Instructions for the task -
In the entries below, find each line bearing the string "goals" and copy it.

Provided material -
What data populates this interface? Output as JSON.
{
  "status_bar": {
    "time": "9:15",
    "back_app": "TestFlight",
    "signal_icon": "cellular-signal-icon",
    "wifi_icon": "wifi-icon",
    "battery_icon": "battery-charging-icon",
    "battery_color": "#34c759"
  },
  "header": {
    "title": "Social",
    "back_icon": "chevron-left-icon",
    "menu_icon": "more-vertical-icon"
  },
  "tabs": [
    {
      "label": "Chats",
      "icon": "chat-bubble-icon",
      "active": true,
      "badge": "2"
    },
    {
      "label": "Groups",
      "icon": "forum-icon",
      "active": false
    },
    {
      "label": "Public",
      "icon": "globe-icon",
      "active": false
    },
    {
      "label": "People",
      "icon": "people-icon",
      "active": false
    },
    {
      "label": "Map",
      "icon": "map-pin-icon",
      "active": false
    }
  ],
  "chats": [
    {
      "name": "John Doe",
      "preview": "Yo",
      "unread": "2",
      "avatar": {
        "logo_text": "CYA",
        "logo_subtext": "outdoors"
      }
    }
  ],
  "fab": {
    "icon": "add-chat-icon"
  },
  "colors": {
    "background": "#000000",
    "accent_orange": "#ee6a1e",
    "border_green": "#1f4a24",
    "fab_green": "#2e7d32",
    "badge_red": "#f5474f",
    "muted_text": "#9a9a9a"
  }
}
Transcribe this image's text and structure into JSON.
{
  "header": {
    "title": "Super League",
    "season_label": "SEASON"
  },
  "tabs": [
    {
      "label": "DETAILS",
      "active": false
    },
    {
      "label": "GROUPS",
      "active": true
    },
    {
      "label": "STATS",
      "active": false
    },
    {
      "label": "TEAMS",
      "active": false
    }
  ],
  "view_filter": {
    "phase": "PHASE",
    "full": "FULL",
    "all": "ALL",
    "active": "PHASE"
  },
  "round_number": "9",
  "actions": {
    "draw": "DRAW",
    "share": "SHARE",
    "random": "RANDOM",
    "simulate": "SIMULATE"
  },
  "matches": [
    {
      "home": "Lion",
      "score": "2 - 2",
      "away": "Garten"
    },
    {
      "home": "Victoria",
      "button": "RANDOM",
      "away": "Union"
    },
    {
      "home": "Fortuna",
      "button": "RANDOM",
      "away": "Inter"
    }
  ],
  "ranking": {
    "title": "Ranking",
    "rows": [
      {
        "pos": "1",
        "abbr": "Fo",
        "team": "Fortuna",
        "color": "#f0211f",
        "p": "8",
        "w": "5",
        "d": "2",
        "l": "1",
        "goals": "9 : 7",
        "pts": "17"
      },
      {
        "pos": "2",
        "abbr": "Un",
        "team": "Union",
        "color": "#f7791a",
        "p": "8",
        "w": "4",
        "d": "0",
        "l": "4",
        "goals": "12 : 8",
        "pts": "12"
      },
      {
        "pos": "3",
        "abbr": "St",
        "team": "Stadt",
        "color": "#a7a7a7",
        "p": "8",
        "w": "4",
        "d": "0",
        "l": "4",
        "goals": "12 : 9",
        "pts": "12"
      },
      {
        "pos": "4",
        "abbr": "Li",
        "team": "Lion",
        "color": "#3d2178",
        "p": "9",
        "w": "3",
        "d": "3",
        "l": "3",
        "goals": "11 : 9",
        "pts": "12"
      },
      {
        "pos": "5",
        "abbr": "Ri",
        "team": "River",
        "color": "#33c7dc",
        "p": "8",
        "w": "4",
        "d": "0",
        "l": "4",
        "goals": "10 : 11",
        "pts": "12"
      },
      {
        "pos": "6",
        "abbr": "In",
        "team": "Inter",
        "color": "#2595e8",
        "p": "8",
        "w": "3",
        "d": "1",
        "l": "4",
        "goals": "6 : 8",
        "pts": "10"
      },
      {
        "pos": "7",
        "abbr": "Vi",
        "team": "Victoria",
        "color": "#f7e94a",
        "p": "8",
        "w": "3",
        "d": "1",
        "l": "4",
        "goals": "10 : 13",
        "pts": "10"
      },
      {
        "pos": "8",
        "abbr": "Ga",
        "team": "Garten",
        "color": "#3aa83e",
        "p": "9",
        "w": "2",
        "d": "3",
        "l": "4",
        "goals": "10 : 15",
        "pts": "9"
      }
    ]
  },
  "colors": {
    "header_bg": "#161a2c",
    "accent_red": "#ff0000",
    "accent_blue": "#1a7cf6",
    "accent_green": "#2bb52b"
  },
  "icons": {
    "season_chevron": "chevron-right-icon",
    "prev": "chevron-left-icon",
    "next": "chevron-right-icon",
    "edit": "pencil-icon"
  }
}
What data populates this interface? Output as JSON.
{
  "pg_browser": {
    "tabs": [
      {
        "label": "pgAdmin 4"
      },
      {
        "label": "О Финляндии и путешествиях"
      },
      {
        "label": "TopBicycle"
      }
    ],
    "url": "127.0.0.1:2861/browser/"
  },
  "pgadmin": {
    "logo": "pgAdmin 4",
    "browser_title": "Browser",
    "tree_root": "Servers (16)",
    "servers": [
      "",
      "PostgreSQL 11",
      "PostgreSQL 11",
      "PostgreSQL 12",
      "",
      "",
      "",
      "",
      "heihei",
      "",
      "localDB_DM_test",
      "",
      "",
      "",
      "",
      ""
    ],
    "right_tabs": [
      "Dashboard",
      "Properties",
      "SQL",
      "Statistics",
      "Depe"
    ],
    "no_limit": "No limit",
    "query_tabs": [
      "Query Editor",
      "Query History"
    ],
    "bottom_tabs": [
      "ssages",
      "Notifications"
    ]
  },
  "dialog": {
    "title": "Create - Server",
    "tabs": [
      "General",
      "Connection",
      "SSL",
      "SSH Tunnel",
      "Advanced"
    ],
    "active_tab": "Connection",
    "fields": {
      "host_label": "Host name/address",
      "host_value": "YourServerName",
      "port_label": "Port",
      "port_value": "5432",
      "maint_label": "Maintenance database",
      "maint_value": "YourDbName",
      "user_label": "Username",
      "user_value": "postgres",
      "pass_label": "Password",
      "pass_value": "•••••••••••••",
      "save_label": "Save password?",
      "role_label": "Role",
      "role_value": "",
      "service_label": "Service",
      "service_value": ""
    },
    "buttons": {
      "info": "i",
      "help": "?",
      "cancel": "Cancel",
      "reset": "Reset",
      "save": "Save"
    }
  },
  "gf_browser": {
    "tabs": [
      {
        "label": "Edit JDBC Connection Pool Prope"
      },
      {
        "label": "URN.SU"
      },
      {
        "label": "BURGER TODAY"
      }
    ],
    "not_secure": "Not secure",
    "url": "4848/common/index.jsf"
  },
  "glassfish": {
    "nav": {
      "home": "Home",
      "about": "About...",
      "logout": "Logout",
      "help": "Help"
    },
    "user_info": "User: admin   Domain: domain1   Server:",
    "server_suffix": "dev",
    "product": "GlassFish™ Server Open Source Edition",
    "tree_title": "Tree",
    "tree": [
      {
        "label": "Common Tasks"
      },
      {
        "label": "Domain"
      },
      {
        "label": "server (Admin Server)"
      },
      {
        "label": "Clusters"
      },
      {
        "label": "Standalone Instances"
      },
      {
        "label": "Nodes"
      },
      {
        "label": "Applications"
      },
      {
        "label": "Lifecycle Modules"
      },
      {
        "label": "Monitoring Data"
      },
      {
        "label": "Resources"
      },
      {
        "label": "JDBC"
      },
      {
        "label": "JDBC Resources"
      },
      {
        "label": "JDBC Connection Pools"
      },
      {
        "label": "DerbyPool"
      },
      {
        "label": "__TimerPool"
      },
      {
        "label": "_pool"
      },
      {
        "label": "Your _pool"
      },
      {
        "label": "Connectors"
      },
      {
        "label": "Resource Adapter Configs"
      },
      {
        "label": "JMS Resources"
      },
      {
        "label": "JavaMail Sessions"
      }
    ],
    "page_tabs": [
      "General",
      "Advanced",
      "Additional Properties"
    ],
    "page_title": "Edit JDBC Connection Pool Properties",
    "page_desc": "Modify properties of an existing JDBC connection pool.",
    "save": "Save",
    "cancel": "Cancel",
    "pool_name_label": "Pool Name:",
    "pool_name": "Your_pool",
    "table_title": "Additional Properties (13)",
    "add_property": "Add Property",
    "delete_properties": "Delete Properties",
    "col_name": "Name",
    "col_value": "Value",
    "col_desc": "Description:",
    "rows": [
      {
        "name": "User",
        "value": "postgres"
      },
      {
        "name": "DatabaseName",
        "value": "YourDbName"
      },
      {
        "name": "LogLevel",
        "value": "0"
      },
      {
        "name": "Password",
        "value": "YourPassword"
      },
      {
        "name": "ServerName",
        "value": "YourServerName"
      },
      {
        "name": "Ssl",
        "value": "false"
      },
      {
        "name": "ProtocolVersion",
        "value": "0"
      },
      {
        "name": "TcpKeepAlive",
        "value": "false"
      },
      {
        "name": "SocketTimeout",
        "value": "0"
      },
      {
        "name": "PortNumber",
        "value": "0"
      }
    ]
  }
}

Result -
        "goals": "9 : 7",
        "goals": "12 : 8",
        "goals": "12 : 9",
        "goals": "11 : 9",
        "goals": "10 : 11",
        "goals": "6 : 8",
        "goals": "10 : 13",
        "goals": "10 : 15",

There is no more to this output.